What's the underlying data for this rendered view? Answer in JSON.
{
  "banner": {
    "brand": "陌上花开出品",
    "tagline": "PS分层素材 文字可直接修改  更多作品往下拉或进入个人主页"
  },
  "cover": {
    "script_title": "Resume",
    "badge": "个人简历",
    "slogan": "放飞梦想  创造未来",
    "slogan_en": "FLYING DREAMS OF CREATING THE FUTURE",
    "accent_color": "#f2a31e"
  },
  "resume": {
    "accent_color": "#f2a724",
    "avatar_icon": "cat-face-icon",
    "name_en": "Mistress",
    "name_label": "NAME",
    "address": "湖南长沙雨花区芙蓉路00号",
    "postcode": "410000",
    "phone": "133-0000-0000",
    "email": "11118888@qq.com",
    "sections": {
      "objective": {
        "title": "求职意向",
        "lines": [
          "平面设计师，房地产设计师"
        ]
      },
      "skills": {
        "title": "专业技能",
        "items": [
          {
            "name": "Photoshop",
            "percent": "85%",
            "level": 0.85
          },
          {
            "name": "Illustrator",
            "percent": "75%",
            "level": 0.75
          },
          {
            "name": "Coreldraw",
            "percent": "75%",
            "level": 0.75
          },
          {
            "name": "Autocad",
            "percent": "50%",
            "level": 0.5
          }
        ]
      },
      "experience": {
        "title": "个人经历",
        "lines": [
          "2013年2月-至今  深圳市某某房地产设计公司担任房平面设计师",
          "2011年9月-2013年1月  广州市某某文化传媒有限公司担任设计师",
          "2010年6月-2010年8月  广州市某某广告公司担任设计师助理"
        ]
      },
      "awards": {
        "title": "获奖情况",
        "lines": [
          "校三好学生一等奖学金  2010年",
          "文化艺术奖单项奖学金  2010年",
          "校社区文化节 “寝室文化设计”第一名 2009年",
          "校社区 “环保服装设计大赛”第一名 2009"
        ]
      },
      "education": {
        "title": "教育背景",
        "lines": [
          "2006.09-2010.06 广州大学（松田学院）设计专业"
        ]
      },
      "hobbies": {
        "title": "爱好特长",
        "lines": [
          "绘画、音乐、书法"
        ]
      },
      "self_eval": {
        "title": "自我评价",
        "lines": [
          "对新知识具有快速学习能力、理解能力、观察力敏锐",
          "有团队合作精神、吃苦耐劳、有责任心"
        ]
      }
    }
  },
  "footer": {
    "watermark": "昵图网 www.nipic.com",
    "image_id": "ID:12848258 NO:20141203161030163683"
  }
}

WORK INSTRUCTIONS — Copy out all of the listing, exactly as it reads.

OUTPUT —
What's the underlying data for this rendered view? Answer in JSON.
{
  "banner": {
    "brand": "陌上花开出品",
    "tagline": "PS分层素材 文字可直接修改  更多作品往下拉或进入个人主页"
  },
  "cover": {
    "script_title": "Resume",
    "badge": "个人简历",
    "slogan": "放飞梦想  创造未来",
    "slogan_en": "FLYING DREAMS OF CREATING THE FUTURE",
    "accent_color": "#f2a31e"
  },
  "resume": {
    "accent_color": "#f2a724",
    "avatar_icon": "cat-face-icon",
    "name_en": "Mistress",
    "name_label": "NAME",
    "address": "湖南长沙雨花区芙蓉路00号",
    "postcode": "410000",
    "phone": "133-0000-0000",
    "email": "11118888@qq.com",
    "sections": {
      "objective": {
        "title": "求职意向",
        "lines": [
          "平面设计师，房地产设计师"
        ]
      },
      "skills": {
        "title": "专业技能",
        "items": [
          {
            "name": "Photoshop",
            "percent": "85%",
            "level": 0.85
          },
          {
            "name": "Illustrator",
            "percent": "75%",
            "level": 0.75
          },
          {
            "name": "Coreldraw",
            "percent": "75%",
            "level": 0.75
          },
          {
            "name": "Autocad",
            "percent": "50%",
            "level": 0.5
          }
        ]
      },
      "experience": {
        "title": "个人经历",
        "lines": [
          "2013年2月-至今  深圳市某某房地产设计公司担任房平面设计师",
          "2011年9月-2013年1月  广州市某某文化传媒有限公司担任设计师",
          "2010年6月-2010年8月  广州市某某广告公司担任设计师助理"
        ]
      },
      "awards": {
        "title": "获奖情况",
        "lines": [
          "校三好学生一等奖学金  2010年",
          "文化艺术奖单项奖学金  2010年",
          "校社区文化节 “寝室文化设计”第一名 2009年",
          "校社区 “环保服装设计大赛”第一名 2009"
        ]
      },
      "education": {
        "title": "教育背景",
        "lines": [
          "2006.09-2010.06 广州大学（松田学院）设计专业"
        ]
      },
      "hobbies": {
        "title": "爱好特长",
        "lines": [
          "绘画、音乐、书法"
        ]
      },
      "self_eval": {
        "title": "自我评价",
        "lines": [
          "对新知识具有快速学习能力、理解能力、观察力敏锐",
          "有团队合作精神、吃苦耐劳、有责任心"
        ]
      }
    }
  },
  "footer": {
    "watermark": "昵图网 www.nipic.com",
    "image_id": "ID:12848258 NO:20141203161030163683"
  }
}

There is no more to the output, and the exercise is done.